It is my invitation and fervent wish that every Catholic in the archdiocese will join me in making this local church the “salt and light” for the world through its efforts to fight racism and promote racial diversity and harmony. Let us make this church a place of welcoming and learning, a place of encounter and dialogue among peoples of all races and cultures. Let us make this church a clear sign to the world by speaking out against racism and by working to transform the institutions and structures in which racism is so deeply embedded.

By doing so, we will make God’s love more present. We will make God’s unity more visible.
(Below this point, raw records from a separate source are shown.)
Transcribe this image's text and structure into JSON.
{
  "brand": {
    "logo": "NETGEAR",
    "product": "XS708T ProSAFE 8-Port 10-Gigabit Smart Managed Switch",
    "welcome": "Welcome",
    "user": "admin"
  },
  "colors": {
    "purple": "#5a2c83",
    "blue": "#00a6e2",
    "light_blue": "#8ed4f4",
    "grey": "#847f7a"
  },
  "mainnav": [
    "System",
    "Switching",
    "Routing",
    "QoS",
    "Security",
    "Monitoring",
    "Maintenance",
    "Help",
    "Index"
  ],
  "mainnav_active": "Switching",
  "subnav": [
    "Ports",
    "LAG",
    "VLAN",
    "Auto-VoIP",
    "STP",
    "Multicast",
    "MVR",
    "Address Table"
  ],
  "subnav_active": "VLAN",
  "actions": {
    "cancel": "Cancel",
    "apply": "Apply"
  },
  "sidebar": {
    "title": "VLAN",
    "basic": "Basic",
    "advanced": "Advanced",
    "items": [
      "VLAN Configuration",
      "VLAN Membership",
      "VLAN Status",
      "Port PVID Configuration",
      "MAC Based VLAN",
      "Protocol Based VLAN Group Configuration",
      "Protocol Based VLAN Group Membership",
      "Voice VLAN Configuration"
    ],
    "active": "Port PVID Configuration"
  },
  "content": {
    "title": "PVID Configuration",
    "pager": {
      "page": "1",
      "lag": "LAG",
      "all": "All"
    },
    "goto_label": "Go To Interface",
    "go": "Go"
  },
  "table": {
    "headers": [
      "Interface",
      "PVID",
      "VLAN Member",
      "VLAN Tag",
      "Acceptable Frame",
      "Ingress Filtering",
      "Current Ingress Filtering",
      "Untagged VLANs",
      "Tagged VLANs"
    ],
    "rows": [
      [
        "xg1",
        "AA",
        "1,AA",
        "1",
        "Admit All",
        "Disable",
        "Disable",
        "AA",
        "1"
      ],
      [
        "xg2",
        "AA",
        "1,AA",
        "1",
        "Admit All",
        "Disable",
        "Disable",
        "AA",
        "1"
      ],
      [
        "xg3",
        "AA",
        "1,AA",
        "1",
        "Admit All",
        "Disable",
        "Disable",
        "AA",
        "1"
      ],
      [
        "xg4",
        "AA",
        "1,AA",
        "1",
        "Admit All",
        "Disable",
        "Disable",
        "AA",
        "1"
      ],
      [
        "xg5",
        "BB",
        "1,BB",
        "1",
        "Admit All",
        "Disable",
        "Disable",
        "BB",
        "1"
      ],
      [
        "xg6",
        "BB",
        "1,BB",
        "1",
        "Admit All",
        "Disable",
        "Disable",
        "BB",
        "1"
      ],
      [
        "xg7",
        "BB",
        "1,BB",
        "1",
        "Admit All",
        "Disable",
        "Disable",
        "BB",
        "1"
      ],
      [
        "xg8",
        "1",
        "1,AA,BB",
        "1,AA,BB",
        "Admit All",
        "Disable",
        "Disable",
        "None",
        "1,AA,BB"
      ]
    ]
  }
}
We will make God’s justice more real.


[1]  Population Notes, Minnesota State Demographic Center, May, 2001.
[2] Early Childhood Poverty: A Statistical Profile, National Center for Children in Poverty, March, 2002.
[3] Metro Minority Health Assessment Project Report, Minnesota Dept. of Health, 2001.
[4] Edward N. Wolff, “Recent Trends in Wealth Ownership, 1983- 1998,” April 2000.
[5] Marc Mauer, The Crisis of the Young African American Male, and the Criminal Justice System, U.S. Commission on Civil Rights, April 15, 1999.
[6] United States Catholic Conference of Bishops, Brothers and Sisters to Us, Washington, D.C., 1979.
[7] Pope John Paul II, Ecclesia in America, #57.
[8] Ibid., #32.
[9] Cf. Ecclesia in America (#70), Lumen Gentium (#31, 50), and the Catechism of the Catholic Church.
[10] United States Catholic Conference of Bishops, Brothers and Sisters to Us, Washington, D.C., 1979.


Additional copies of this pastoral letter can be obtained by contacting the Archdiocese.